Digital teens: boys shun traditional media, flock to gaming and social

Gaming and social media are the best places for marketers to find notoriously hard to reach teenage boys, a study from TNS suggests.

The research agency’s ‘TRU’ study, which interviewed over 800 teenagers between 12 and 19 years of age, reinforced the differences between male and female teens when it comes to media consumption. Certain magazine titles and TV shows are considered ‘rites of passage’ for young girls, making them easier to target – 60% read magazines, with Dolly, Girlfriend and Cosmopolitan the top three titles, while dramas, such as Home and Away, are their favourite shows.

In contrast, few teenage boys engage with traditional media, with only 7% nominating reading magazines or other forms of media as a pursuit they like to spend free time on. Playing video games and going online were the two most popular media-based activities for this group, with 49% and 29% electing these as a preferred uses of spare time respectively.

Preferred media pursuits in spare time

The findings come at a time when teen buying power is at an all-time high, according to Tania Kullmann, managing director at TNS Australia. The average spend per week among teenagers has now reached almost $100 per week, or $5000 a year.
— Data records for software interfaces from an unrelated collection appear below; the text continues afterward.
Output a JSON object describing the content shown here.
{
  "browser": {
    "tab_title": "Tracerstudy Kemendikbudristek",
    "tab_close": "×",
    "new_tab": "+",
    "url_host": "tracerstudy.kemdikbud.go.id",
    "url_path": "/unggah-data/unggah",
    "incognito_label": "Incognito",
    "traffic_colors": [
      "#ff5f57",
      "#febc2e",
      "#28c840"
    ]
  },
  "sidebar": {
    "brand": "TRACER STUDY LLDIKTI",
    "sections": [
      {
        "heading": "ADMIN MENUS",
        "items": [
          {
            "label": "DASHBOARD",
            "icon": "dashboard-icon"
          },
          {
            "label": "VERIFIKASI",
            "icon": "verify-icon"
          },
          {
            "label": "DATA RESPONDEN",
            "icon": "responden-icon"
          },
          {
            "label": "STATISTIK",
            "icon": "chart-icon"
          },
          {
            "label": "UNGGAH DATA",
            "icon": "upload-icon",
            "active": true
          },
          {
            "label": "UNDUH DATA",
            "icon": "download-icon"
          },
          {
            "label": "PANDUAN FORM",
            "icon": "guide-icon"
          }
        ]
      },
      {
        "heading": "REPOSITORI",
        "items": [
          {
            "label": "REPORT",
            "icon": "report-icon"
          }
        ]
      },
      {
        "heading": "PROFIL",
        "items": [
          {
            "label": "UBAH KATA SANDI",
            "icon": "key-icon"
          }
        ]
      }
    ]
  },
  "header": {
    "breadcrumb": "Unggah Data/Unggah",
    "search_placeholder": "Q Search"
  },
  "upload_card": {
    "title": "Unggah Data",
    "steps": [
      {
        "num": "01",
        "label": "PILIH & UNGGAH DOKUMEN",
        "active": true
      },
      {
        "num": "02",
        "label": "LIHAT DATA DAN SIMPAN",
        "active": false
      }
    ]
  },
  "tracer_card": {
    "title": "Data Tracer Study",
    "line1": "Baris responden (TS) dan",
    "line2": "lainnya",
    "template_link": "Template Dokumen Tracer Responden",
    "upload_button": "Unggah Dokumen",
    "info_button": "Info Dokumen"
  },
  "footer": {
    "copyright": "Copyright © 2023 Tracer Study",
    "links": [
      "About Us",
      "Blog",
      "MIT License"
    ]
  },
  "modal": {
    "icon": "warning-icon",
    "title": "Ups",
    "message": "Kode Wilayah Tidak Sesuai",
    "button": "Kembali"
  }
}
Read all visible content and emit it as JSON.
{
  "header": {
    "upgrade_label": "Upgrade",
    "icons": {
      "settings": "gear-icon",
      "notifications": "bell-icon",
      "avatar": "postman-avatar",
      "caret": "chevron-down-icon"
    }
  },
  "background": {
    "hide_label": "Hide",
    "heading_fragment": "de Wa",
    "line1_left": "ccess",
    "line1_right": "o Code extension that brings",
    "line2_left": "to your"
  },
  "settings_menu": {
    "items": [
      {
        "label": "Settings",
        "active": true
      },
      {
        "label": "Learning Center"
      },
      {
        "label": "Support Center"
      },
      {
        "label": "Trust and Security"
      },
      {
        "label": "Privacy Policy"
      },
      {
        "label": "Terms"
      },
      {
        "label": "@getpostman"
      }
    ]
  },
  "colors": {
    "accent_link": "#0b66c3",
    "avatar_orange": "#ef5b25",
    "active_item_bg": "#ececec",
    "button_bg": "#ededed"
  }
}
This is higher among boys, who average $124 per week, than girls, at $70 per week; and ranges from $56 per week for 12-13 year olds to $192 per week for 18-19 year olds.

Clothing and apparel was their number one area of spend, particularly among 18-19 year olds and girls, while mobile phones and technology to help them stay connected with friends followed a close second.

“Teens define themselves through their clothing, hairstyles, places they eat, and whom they associate with… and seek validation through brands,” Kullmann says.

Big, mainstream brands are favoured, with Apple, Coca-Cola, Nike, McDonald’s and adidas ranking among the top five.

While traditional media is still an effective channel for targeting teen girls, online methods are emerging as more fruitful, particularly for boys, the report suggests. Both boys and girls spend 2.5 hours using the internet a day (a figure as high as 3.5 hours for 18-19 year olds), a time that is all about social networking where they ‘hang out’ with friends in spare time at home.

“Social media sites are increasingly prominent ways to communicate with Aussie teens, especially for reaching older teens,” Kullmann says.

But for targeting boys, marketers need look no further than video games, the report concludes. “With half of all teen boys nominating video games as a preferred way to spend their free time, the medium offers the potential for a captive audience.”